Following an investigation, Mark Bradley, associate deputy administrator of the National Organic Program of the USDA, wrote to Aurora last spring. “We identified willful violations of the Organic Foods Production Act of 1990,” he wrote. “Due to the nature and extent of these violations, the NOP proposes to revoke Aurora Organic Dairy’s production and handling certifications.”
The letter went on with a list of violations, which the suit against Target repeats verbatim.
But the USDA didn’t pull Aurora’s certification. Instead, late last August the two came to an agreement where Aurora would address several key complaints. Aurora’s Platteville, Colo., facility would have to provide its cows daily access to pasture during the growing season, “acknowledging that lactation is not a reason to deny access to pasture,” according to the USDA.
The dairy had not given cows enough pasture to graze and also had diluted the herd by mixing in cows that had not been raised as organic calves, according to the feds. And its record keeping was not up to par.
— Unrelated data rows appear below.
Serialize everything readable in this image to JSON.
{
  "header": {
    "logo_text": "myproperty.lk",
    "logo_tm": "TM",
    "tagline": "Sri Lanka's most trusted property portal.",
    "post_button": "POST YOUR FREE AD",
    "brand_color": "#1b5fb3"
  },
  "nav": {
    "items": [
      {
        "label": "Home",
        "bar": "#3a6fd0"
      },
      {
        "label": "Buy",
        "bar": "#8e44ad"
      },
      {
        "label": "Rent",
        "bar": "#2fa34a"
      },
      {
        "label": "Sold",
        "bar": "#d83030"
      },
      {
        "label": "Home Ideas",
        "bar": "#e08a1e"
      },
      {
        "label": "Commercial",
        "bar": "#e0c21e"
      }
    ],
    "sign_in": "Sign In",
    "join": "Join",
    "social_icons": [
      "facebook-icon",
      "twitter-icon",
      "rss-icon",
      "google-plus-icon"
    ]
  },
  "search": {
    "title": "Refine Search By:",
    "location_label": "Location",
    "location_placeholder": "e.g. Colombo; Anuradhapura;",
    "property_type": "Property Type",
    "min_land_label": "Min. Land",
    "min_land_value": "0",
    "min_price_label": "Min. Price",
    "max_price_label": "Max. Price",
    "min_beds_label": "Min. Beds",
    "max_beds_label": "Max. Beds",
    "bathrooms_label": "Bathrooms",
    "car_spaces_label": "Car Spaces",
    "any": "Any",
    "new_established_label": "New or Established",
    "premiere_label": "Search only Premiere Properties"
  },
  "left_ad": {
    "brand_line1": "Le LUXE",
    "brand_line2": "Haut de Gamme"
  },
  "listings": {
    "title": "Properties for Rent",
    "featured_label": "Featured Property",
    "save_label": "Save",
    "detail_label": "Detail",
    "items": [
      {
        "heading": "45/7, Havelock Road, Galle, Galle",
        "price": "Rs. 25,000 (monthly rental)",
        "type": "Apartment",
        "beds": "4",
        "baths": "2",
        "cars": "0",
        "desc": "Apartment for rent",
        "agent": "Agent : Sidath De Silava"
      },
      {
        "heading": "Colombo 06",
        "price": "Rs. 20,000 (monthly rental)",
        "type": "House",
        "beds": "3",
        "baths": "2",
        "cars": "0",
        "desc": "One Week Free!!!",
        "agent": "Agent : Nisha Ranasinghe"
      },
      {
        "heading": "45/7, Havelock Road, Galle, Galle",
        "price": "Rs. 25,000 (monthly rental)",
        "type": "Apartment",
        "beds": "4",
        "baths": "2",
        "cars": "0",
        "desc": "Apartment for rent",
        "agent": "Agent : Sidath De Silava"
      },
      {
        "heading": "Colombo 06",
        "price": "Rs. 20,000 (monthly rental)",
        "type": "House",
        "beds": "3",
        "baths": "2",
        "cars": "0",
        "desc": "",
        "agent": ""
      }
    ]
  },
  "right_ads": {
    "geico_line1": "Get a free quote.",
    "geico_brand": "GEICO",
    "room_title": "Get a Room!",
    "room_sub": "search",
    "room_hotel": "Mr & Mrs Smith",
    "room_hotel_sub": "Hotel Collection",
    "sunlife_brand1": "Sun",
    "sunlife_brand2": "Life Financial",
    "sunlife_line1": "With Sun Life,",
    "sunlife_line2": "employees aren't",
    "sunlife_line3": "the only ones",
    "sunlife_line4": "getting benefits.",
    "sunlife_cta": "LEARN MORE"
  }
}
The USDA said Aurora had to improve on all counts.
“It was a sweetheart deal,” said Kastel, adding that Cornucopia plans to file suit against the USDA after the first of the year because of the agreement.
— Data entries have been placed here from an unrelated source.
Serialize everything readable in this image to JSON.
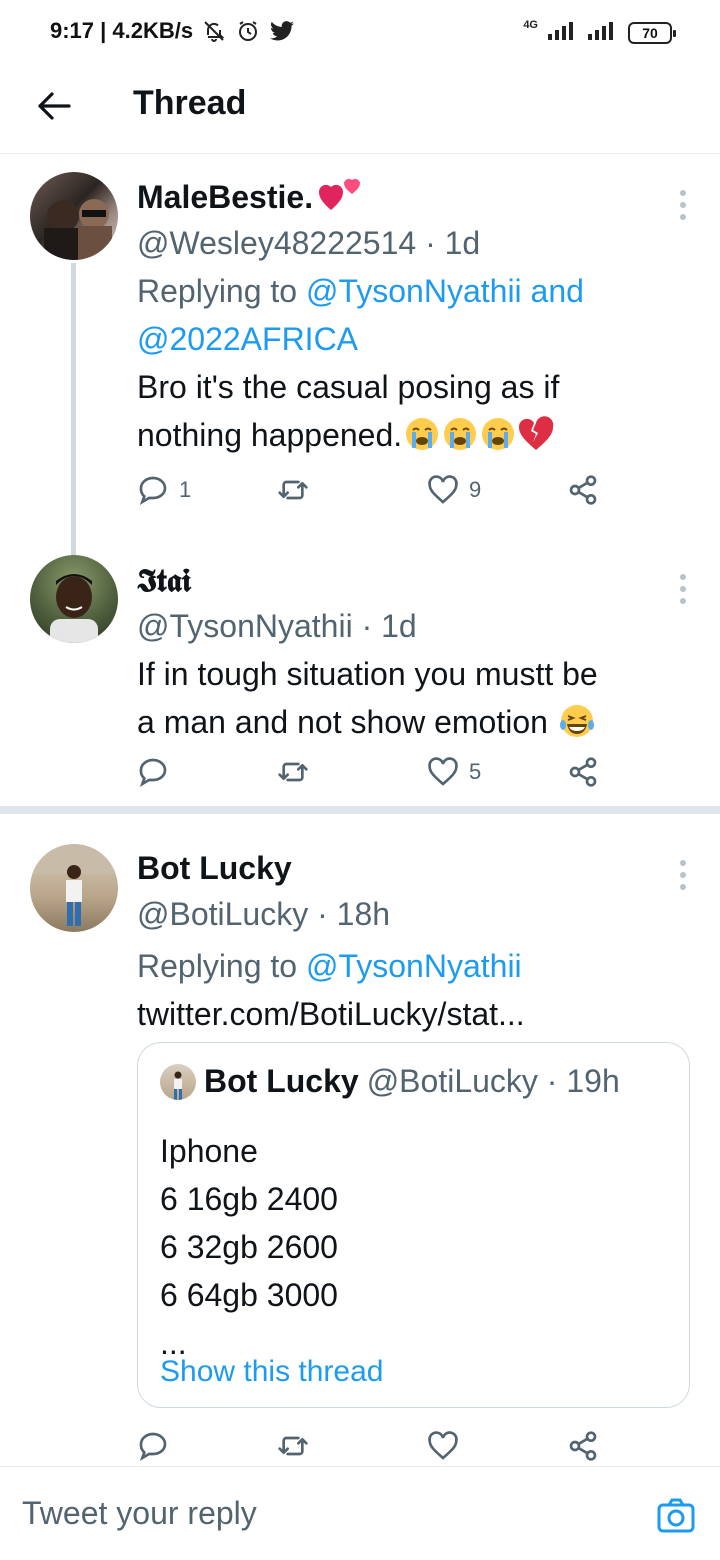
{
  "status_bar": {
    "time_speed": "9:17 | 4.2KB/s",
    "network": "4G",
    "battery": "70"
  },
  "header": {
    "title": "Thread"
  },
  "tweets": [
    {
      "name": "MaleBestie.",
      "handle_time": "@Wesley48222514 · 1d",
      "replying_prefix": "Replying to ",
      "replying_mentions": [
        "@TysonNyathii",
        "and",
        "@2022AFRICA"
      ],
      "text_line1": "Bro it's the casual posing as if",
      "text_line2": "nothing happened.",
      "reply_count": "1",
      "retweet_count": "",
      "like_count": "9"
    },
    {
      "name": "𝕴𝖙𝖆𝖎",
      "handle_time": "@TysonNyathii · 1d",
      "text_line1": "If in tough situation you mustt be",
      "text_line2": "a man and not show emotion",
      "reply_count": "",
      "retweet_count": "",
      "like_count": "5"
    },
    {
      "name": "Bot Lucky",
      "handle_time": "@BotiLucky · 18h",
      "replying_prefix": "Replying to ",
      "replying_mention": "@TysonNyathii",
      "link": "twitter.com/BotiLucky/stat...",
      "quote": {
        "name": "Bot Lucky",
        "handle_time": "@BotiLucky · 19h",
        "lines": [
          "Iphone",
          "6 16gb 2400",
          "6 32gb 2600",
          "6 64gb 3000",
          "..."
        ],
        "show_thread": "Show this thread"
      },
      "reply_count": "",
      "retweet_count": "",
      "like_count": ""
    }
  ],
  "reply_bar": {
    "placeholder": "Tweet your reply"
  },
  "colors": {
    "accent": "#1d9bf0",
    "secondary_text": "#536471",
    "primary_text": "#0f1419",
    "divider": "#dfe6eb"
  }
}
Target’s defense is that Aurora has at no time lost its organic certification.
“We are not aware of any ongoing investigations of Aurora Dairy Farms,” Target spokesperson Brandy Doyle said in a prepared statement. “It is disappointing that these types of lawsuits are attempting to override the USDA and regulate the organic industry and retailers with their own beliefs of what constitutes an organic product.”
Patrick and Caryn Hudspeth, the plaintiffs, argue they paid a premium for what they thought was organic milk between Dec. 5, 2003 and Oct. 15, 2007, well before the USDA and Aurora came to terms. The Hudspeths are asking for a jury trial.
Similar suits against Aurora have been filed in St. Louis and Denver.
“The suit against Target is the latest in a series of copycat lawsuits inspired by the false claims of activist groups engaged in a smear campaign against large-scale organic producers,” Aurora spokeswoman Sonja Tuitele said in an emailed statement.
Tuitele says the lawsuit will deter retailers from selling organic products, doing more harm than good to organic farmers large and small.
“To us, it is obvious that the activists’ real goal is to limit the supply of organic milk and drive up the price paid by American families. This, too, would harm consumers and slow the spread of organic agriculture,” she said.
At the Wedge Community Co-op at 21st Street and Lyndale in South Minneapolis, the largest single-site food co-op in the country with 2,500 customers a day, consumers made it clear they favored small producers over large, according to Barth Anderson, Wedge director of research and development coordinator.
The Wedge has never carried Aurora products, but it has carried milk from Horizon, whose parent company is Dean Foods. In 2004 the Wedge also began selling milk from Cedar Summit Farm, a small New Prague dairy.
“Our customers stopped buying Horizon,” Anderson said. “Cedar Summit swept the legs right out from under Horizon.”
The Wedge stopped carrying Horizon milk.
“Our clientele is the core of the core organic buyers,” he said. “If David can slay Goliath so easily, maybe the other Goliath needs to pay attention.”
Judith Yates Borger reports on legal affairs, science and other subjects. She can be reached at Judy [at] JudithYatesBorger [dot] com.